What do we mean when we talk about the coding mindset – and why is it relevant to language teaching? The mindset of programming sounds like a confusing concept, but it is actually quite simple. A computer programmer uses code to solve a problem with a computer. To do this, they need persistence, organization, and resilience, all skills that can help an English learner on their learning journey.
Similar to programming, learning a language doesn’t have a formula. And it’s a lifelong process – even when learners have advanced to an advanced level, they will inevitably come across unfamiliar expressions, slang or other accents. Developing a coding mentality will therefore help learners be prepared for these challenges and equipped to overcome them.
Some coding concepts in the classroom
Sequencing and properties are two coding concepts that we can use in English classes. Let’s look at two classroom activities that use these concepts to develop language skills:
A sequence is a basic algorithm, that is, a series of instructions in a specific order. The following activity from English Code (Level 1, page 18) is an example of sequencing. In this activity, learners need to identify and draw the next picture in the sequence. The activity aims to practice phonetic awareness (/ p / and / b /). Most educators working with young learners are already familiar with this type of activity, so you may have already helped your students develop a coding mentality without even realizing it.
The following activity is taken from the English Code Level 4. It is designed for young learners. The learners have to label organisms according to their type. This is based on the coding concept of properties. A property determines what the user sees (the output). A similar activity for older learners could be to label phrases so that they can be used, for example, to agree, disagree, or make a suggestion.
Knowing how to code can help you identify the concepts behind activities that develop a coding mentality. Teachers are not expected to teach students computer programming, but simply to help them develop transferable skills that will aid them in language learning and beyond.
Do I have to use technology?
Coding means giving instructions to a computer to tell it to do something. But developing a programming mentality means helping students think like a computer programmer rather than actually becoming one. This is how you can develop a coding mentality without having access to computers. Some activities can even be material-free.
Different restrictions in school and class can make it difficult to work successfully on different teaching approaches. Not all classrooms have freedom of movement or desks that can be arranged for pair and group work. The good news, however, is that coding mindset activities can be done individually or in pairs or groups with the same result.
Is a coding mindset only suitable for young learners?
The most important component of a coding mindset is willingness to experiment – and this can be easier for young learners. Adult learners may be less comfortable communicating in English. They may feel “blocked”, insecure, or overly dependent on their native language.
But developing a programming mentality can help learners of all ages take risks while speaking a new language. It is important to understand that mistakes are inevitable, but those mistakes do not define it. It just means they will have to try again another way. This helps them become more confident and resilient learners.
A coding mindset includes transferable skills such as perseverance, collaboration, and problem solving. These 21st century skills are useful for adolescent and adult students in their academic and professional lives. So having a coding mentality can help your students become flexible learners and attractive potential candidates for employers.

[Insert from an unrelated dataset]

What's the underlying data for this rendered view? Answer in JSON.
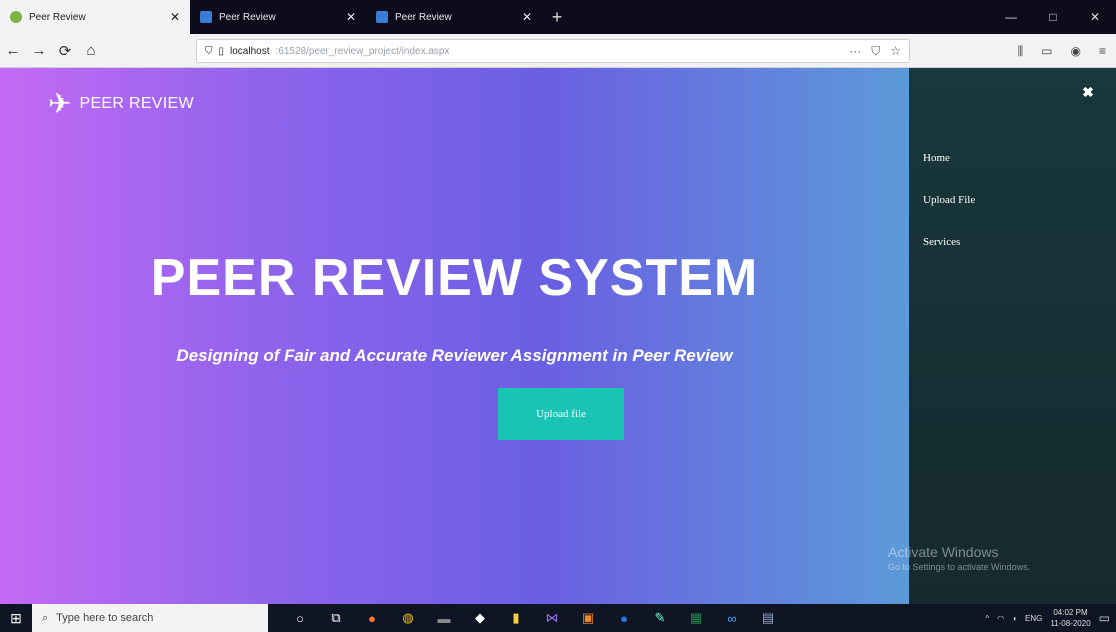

over English code
English code is a 7-level course for students aged 7 to 12 years. The course is available in both American and British English and offers 5 hours or more of language classes per week. It encourages creative learning and encourages learners to research and experiment with a range of fun, hands-on projects.
English Code helps children develop a programming mentality and improves their problem solving and collaboration skills. The curriculum includes STEAM learning and prioritizing the core functional language so students have the vocabulary and tools to become confident English speakers in the classroom and beyond.
Learn more about the English code or Download a sample now